ACTIVITY: For this task, copy the data that follows exactly, keeping every character.

TASK DATA:
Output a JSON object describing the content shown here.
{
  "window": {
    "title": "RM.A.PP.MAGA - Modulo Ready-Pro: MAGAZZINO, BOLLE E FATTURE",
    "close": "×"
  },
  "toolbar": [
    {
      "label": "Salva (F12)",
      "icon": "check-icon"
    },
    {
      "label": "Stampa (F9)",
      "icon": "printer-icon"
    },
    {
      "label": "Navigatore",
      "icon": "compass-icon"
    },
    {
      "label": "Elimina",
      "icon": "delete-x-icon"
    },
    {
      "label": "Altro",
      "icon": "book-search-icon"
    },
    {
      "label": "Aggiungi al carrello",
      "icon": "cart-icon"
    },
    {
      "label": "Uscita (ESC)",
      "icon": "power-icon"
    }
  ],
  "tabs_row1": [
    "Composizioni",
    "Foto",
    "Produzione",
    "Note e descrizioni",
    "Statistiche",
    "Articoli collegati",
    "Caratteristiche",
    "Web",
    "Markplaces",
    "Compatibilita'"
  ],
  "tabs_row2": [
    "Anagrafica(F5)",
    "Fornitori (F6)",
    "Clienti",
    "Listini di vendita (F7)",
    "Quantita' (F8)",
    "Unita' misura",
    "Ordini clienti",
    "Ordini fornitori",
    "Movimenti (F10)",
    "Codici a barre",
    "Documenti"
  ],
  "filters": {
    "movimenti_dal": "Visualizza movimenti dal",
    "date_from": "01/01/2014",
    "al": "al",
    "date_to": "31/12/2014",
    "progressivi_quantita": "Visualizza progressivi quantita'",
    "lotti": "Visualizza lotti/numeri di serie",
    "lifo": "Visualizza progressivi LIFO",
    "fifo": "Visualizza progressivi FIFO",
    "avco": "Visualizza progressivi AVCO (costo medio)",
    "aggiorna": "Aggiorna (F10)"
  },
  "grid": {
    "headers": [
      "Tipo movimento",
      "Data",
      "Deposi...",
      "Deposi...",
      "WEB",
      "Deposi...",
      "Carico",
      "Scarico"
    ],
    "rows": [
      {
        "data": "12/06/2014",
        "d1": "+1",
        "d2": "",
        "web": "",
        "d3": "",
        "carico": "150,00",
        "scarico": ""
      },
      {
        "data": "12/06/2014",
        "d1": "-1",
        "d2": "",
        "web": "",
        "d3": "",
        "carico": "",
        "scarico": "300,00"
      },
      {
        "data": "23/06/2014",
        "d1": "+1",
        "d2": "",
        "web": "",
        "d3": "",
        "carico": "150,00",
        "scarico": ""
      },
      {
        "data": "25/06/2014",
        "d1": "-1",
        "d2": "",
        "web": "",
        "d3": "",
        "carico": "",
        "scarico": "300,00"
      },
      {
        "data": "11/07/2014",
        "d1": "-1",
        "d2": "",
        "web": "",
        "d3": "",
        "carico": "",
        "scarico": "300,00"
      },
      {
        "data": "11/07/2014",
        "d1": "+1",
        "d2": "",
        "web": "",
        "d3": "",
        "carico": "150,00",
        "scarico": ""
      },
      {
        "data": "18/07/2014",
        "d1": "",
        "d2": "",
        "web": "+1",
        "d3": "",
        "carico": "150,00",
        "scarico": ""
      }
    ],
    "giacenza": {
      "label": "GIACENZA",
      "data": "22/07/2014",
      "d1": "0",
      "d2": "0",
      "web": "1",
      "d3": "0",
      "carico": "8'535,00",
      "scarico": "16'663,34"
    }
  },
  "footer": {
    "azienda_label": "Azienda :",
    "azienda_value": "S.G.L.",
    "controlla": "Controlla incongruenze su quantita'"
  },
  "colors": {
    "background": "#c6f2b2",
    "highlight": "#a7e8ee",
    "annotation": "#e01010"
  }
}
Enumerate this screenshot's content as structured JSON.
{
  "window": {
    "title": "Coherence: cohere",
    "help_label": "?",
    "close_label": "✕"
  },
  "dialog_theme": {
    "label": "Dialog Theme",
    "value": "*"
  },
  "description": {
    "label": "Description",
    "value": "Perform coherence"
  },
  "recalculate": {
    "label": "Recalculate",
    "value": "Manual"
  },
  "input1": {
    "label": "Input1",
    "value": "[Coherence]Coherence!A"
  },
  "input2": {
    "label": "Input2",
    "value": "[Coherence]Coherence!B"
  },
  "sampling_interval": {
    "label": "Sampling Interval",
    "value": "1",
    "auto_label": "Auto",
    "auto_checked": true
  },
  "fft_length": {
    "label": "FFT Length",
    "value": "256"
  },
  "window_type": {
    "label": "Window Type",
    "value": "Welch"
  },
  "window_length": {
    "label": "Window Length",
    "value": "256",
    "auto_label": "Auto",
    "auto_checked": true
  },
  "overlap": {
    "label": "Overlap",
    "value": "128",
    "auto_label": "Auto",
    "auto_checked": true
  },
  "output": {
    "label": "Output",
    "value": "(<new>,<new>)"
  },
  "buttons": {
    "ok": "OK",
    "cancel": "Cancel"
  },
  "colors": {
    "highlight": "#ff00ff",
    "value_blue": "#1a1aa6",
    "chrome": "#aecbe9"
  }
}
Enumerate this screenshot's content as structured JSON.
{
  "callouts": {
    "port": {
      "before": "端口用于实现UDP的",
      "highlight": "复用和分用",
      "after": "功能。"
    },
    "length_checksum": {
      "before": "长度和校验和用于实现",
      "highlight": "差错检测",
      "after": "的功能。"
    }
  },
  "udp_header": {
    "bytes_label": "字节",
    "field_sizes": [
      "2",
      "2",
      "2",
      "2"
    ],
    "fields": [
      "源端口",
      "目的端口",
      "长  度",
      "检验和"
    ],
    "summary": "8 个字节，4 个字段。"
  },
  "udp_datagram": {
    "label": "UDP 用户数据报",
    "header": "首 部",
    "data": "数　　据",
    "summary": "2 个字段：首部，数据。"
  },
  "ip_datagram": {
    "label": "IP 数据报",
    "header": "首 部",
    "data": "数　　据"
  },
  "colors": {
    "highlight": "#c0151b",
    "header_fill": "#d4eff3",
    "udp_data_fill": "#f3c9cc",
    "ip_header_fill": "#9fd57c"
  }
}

OUTPUT BELOW:
Output a JSON object describing the content shown here.
{
  "window": {
    "title": "RM.A.PP.MAGA - Modulo Ready-Pro: MAGAZZINO, BOLLE E FATTURE",
    "close": "×"
  },
  "toolbar": [
    {
      "label": "Salva (F12)",
      "icon": "check-icon"
    },
    {
      "label": "Stampa (F9)",
      "icon": "printer-icon"
    },
    {
      "label": "Navigatore",
      "icon": "compass-icon"
    },
    {
      "label": "Elimina",
      "icon": "delete-x-icon"
    },
    {
      "label": "Altro",
      "icon": "book-search-icon"
    },
    {
      "label": "Aggiungi al carrello",
      "icon": "cart-icon"
    },
    {
      "label": "Uscita (ESC)",
      "icon": "power-icon"
    }
  ],
  "tabs_row1": [
    "Composizioni",
    "Foto",
    "Produzione",
    "Note e descrizioni",
    "Statistiche",
    "Articoli collegati",
    "Caratteristiche",
    "Web",
    "Markplaces",
    "Compatibilita'"
  ],
  "tabs_row2": [
    "Anagrafica(F5)",
    "Fornitori (F6)",
    "Clienti",
    "Listini di vendita (F7)",
    "Quantita' (F8)",
    "Unita' misura",
    "Ordini clienti",
    "Ordini fornitori",
    "Movimenti (F10)",
    "Codici a barre",
    "Documenti"
  ],
  "filters": {
    "movimenti_dal": "Visualizza movimenti dal",
    "date_from": "01/01/2014",
    "al": "al",
    "date_to": "31/12/2014",
    "progressivi_quantita": "Visualizza progressivi quantita'",
    "lotti": "Visualizza lotti/numeri di serie",
    "lifo": "Visualizza progressivi LIFO",
    "fifo": "Visualizza progressivi FIFO",
    "avco": "Visualizza progressivi AVCO (costo medio)",
    "aggiorna": "Aggiorna (F10)"
  },
  "grid": {
    "headers": [
      "Tipo movimento",
      "Data",
      "Deposi...",
      "Deposi...",
      "WEB",
      "Deposi...",
      "Carico",
      "Scarico"
    ],
    "rows": [
      {
        "data": "12/06/2014",
        "d1": "+1",
        "d2": "",
        "web": "",
        "d3": "",
        "carico": "150,00",
        "scarico": ""
      },
      {
        "data": "12/06/2014",
        "d1": "-1",
        "d2": "",
        "web": "",
        "d3": "",
        "carico": "",
        "scarico": "300,00"
      },
      {
        "data": "23/06/2014",
        "d1": "+1",
        "d2": "",
        "web": "",
        "d3": "",
        "carico": "150,00",
        "scarico": ""
      },
      {
        "data": "25/06/2014",
        "d1": "-1",
        "d2": "",
        "web": "",
        "d3": "",
        "carico": "",
        "scarico": "300,00"
      },
      {
        "data": "11/07/2014",
        "d1": "-1",
        "d2": "",
        "web": "",
        "d3": "",
        "carico": "",
        "scarico": "300,00"
      },
      {
        "data": "11/07/2014",
        "d1": "+1",
        "d2": "",
        "web": "",
        "d3": "",
        "carico": "150,00",
        "scarico": ""
      },
      {
        "data": "18/07/2014",
        "d1": "",
        "d2": "",
        "web": "+1",
        "d3": "",
        "carico": "150,00",
        "scarico": ""
      }
    ],
    "giacenza": {
      "label": "GIACENZA",
      "data": "22/07/2014",
      "d1": "0",
      "d2": "0",
      "web": "1",
      "d3": "0",
      "carico": "8'535,00",
      "scarico": "16'663,34"
    }
  },
  "footer": {
    "azienda_label": "Azienda :",
    "azienda_value": "S.G.L.",
    "controlla": "Controlla incongruenze su quantita'"
  },
  "colors": {
    "background": "#c6f2b2",
    "highlight": "#a7e8ee",
    "annotation": "#e01010"
  }
}
Enumerate this screenshot's content as structured JSON.
{
  "window": {
    "title": "Coherence: cohere",
    "help_label": "?",
    "close_label": "✕"
  },
  "dialog_theme": {
    "label": "Dialog Theme",
    "value": "*"
  },
  "description": {
    "label": "Description",
    "value": "Perform coherence"
  },
  "recalculate": {
    "label": "Recalculate",
    "value": "Manual"
  },
  "input1": {
    "label": "Input1",
    "value": "[Coherence]Coherence!A"
  },
  "input2": {
    "label": "Input2",
    "value": "[Coherence]Coherence!B"
  },
  "sampling_interval": {
    "label": "Sampling Interval",
    "value": "1",
    "auto_label": "Auto",
    "auto_checked": true
  },
  "fft_length": {
    "label": "FFT Length",
    "value": "256"
  },
  "window_type": {
    "label": "Window Type",
    "value": "Welch"
  },
  "window_length": {
    "label": "Window Length",
    "value": "256",
    "auto_label": "Auto",
    "auto_checked": true
  },
  "overlap": {
    "label": "Overlap",
    "value": "128",
    "auto_label": "Auto",
    "auto_checked": true
  },
  "output": {
    "label": "Output",
    "value": "(<new>,<new>)"
  },
  "buttons": {
    "ok": "OK",
    "cancel": "Cancel"
  },
  "colors": {
    "highlight": "#ff00ff",
    "value_blue": "#1a1aa6",
    "chrome": "#aecbe9"
  }
}
Enumerate this screenshot's content as structured JSON.
{
  "callouts": {
    "port": {
      "before": "端口用于实现UDP的",
      "highlight": "复用和分用",
      "after": "功能。"
    },
    "length_checksum": {
      "before": "长度和校验和用于实现",
      "highlight": "差错检测",
      "after": "的功能。"
    }
  },
  "udp_header": {
    "bytes_label": "字节",
    "field_sizes": [
      "2",
      "2",
      "2",
      "2"
    ],
    "fields": [
      "源端口",
      "目的端口",
      "长  度",
      "检验和"
    ],
    "summary": "8 个字节，4 个字段。"
  },
  "udp_datagram": {
    "label": "UDP 用户数据报",
    "header": "首 部",
    "data": "数　　据",
    "summary": "2 个字段：首部，数据。"
  },
  "ip_datagram": {
    "label": "IP 数据报",
    "header": "首 部",
    "data": "数　　据"
  },
  "colors": {
    "highlight": "#c0151b",
    "header_fill": "#d4eff3",
    "udp_data_fill": "#f3c9cc",
    "ip_header_fill": "#9fd57c"
  }
}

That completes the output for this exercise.